(Data records for software interfaces)
━━━━

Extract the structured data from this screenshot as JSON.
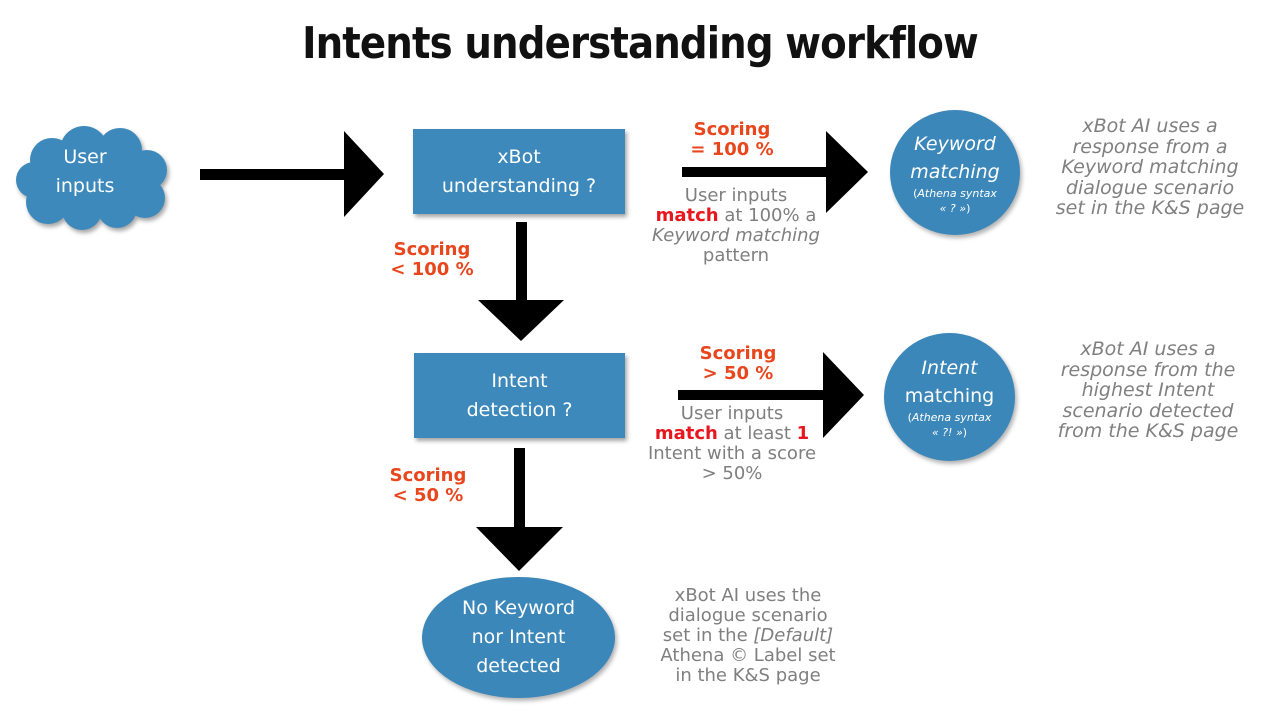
{
  "title": "Intents understanding workflow",
  "colors": {
    "node": "#3d89bb",
    "scoring": "#e8461d",
    "highlight": "#e8161d",
    "description": "#7f7f7f",
    "arrow": "#000000"
  },
  "nodes": {
    "user_inputs": {
      "shape": "cloud",
      "lines": [
        "User",
        "inputs"
      ]
    },
    "xbot_understanding": {
      "shape": "rectangle",
      "lines": [
        "xBot",
        "understanding ?"
      ]
    },
    "intent_detection": {
      "shape": "rectangle",
      "lines": [
        "Intent",
        "detection ?"
      ]
    },
    "keyword_matching": {
      "shape": "ellipse",
      "title": [
        "Keyword",
        "matching"
      ],
      "note_prefix": "(",
      "note_syntax": "Athena syntax",
      "note_symbol": "« ? »",
      "note_suffix": ")"
    },
    "intent_matching": {
      "shape": "ellipse",
      "title_italic": "Intent",
      "title": "matching",
      "note_prefix": "(",
      "note_syntax": "Athena syntax",
      "note_symbol": "« ?! »",
      "note_suffix": ")"
    },
    "no_match": {
      "shape": "ellipse",
      "lines": [
        "No Keyword",
        "nor Intent",
        "detected"
      ]
    }
  },
  "edges": {
    "to_keyword": {
      "scoring": [
        "Scoring",
        "= 100 %"
      ],
      "desc_line1": "User inputs",
      "desc_match": "match",
      "desc_line2_rest": " at 100% a",
      "desc_line3_italic": "Keyword matching",
      "desc_line4": "pattern"
    },
    "to_intent_detection": {
      "scoring": [
        "Scoring",
        "< 100 %"
      ]
    },
    "to_intent": {
      "scoring": [
        "Scoring",
        "> 50 %"
      ],
      "desc_line1": "User inputs",
      "desc_match": "match",
      "desc_line2_mid": " at least ",
      "desc_line2_num": "1",
      "desc_line3": "Intent with a score",
      "desc_line4": "> 50%"
    },
    "to_no_match": {
      "scoring": [
        "Scoring",
        "< 50 %"
      ]
    }
  },
  "results": {
    "keyword": [
      "xBot AI uses a",
      "response from a",
      "Keyword matching",
      "dialogue scenario",
      "set in the K&S page"
    ],
    "intent": [
      "xBot AI uses a",
      "response from the",
      "highest Intent",
      "scenario detected",
      "from the K&S page"
    ],
    "default": {
      "line1": "xBot AI uses the",
      "line2": "dialogue scenario",
      "line3_prefix": "set in the ",
      "line3_italic": "[Default]",
      "line4": "Athena © Label set",
      "line5": "in the K&S page"
    }
  }
}
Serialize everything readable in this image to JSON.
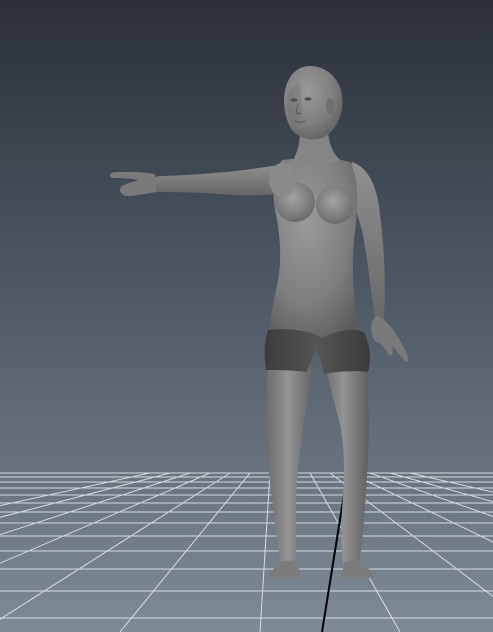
{
  "viewport": {
    "background_top": "#2b3038",
    "background_mid": "#4e5864",
    "background_bottom": "#7e8a96",
    "grid_color": "#e8ecef",
    "axis_color": "#000000"
  },
  "scene": {
    "model_icon": "human-figure-icon",
    "model_pose": "pointing",
    "model_color": "#7c7c7c",
    "shorts_color": "#4a4a4a"
  }
}
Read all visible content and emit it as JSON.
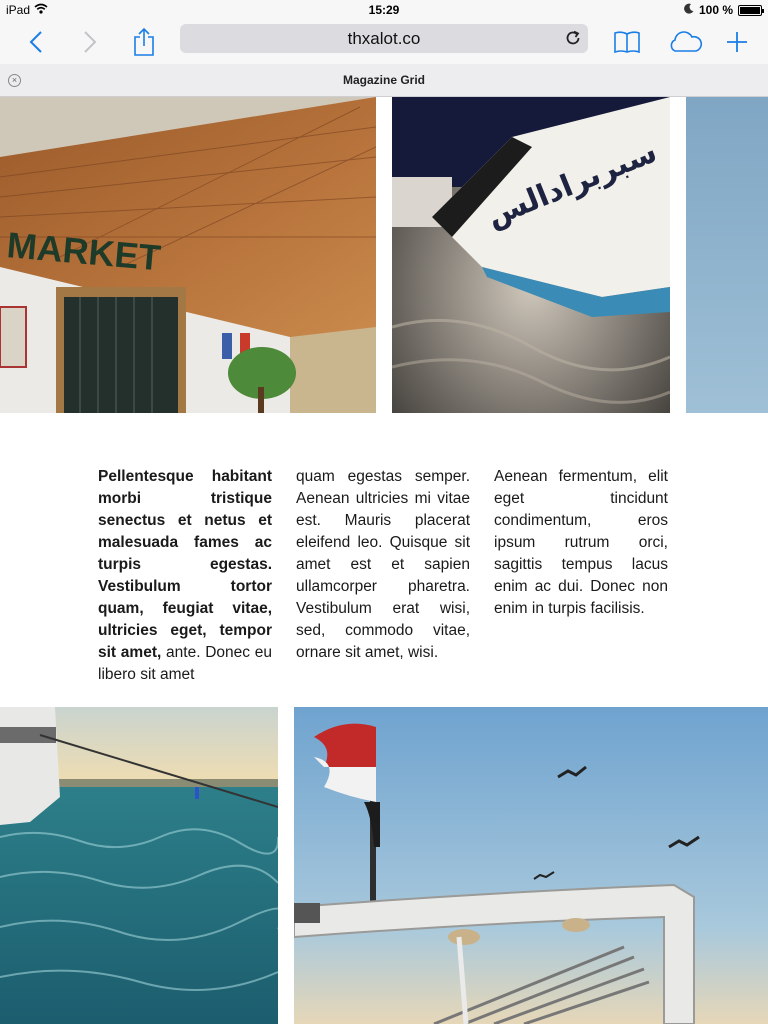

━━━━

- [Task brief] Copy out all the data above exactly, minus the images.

- [Answer to the problem]
Extract the structured data from this screenshot as JSON.
{
  "title": "Intents understanding workflow",
  "colors": {
    "node": "#3d89bb",
    "scoring": "#e8461d",
    "highlight": "#e8161d",
    "description": "#7f7f7f",
    "arrow": "#000000"
  },
  "nodes": {
    "user_inputs": {
      "shape": "cloud",
      "lines": [
        "User",
        "inputs"
      ]
    },
    "xbot_understanding": {
      "shape": "rectangle",
      "lines": [
        "xBot",
        "understanding ?"
      ]
    },
    "intent_detection": {
      "shape": "rectangle",
      "lines": [
        "Intent",
        "detection ?"
      ]
    },
    "keyword_matching": {
      "shape": "ellipse",
      "title": [
        "Keyword",
        "matching"
      ],
      "note_prefix": "(",
      "note_syntax": "Athena syntax",
      "note_symbol": "« ? »",
      "note_suffix": ")"
    },
    "intent_matching": {
      "shape": "ellipse",
      "title_italic": "Intent",
      "title": "matching",
      "note_prefix": "(",
      "note_syntax": "Athena syntax",
      "note_symbol": "« ?! »",
      "note_suffix": ")"
    },
    "no_match": {
      "shape": "ellipse",
      "lines": [
        "No Keyword",
        "nor Intent",
        "detected"
      ]
    }
  },
  "edges": {
    "to_keyword": {
      "scoring": [
        "Scoring",
        "= 100 %"
      ],
      "desc_line1": "User inputs",
      "desc_match": "match",
      "desc_line2_rest": " at 100% a",
      "desc_line3_italic": "Keyword matching",
      "desc_line4": "pattern"
    },
    "to_intent_detection": {
      "scoring": [
        "Scoring",
        "< 100 %"
      ]
    },
    "to_intent": {
      "scoring": [
        "Scoring",
        "> 50 %"
      ],
      "desc_line1": "User inputs",
      "desc_match": "match",
      "desc_line2_mid": " at least ",
      "desc_line2_num": "1",
      "desc_line3": "Intent with a score",
      "desc_line4": "> 50%"
    },
    "to_no_match": {
      "scoring": [
        "Scoring",
        "< 50 %"
      ]
    }
  },
  "results": {
    "keyword": [
      "xBot AI uses a",
      "response from a",
      "Keyword matching",
      "dialogue scenario",
      "set in the K&S page"
    ],
    "intent": [
      "xBot AI uses a",
      "response from the",
      "highest Intent",
      "scenario detected",
      "from the K&S page"
    ],
    "default": {
      "line1": "xBot AI uses the",
      "line2": "dialogue scenario",
      "line3_prefix": "set in the ",
      "line3_italic": "[Default]",
      "line4": "Athena © Label set",
      "line5": "in the K&S page"
    }
  }
}
Serialize everything readable in this image to JSON.
{
  "viewport": {
    "background_top": "#2b3038",
    "background_mid": "#4e5864",
    "background_bottom": "#7e8a96",
    "grid_color": "#e8ecef",
    "axis_color": "#000000"
  },
  "scene": {
    "model_icon": "human-figure-icon",
    "model_pose": "pointing",
    "model_color": "#7c7c7c",
    "shorts_color": "#4a4a4a"
  }
}
Read all visible content and emit it as JSON.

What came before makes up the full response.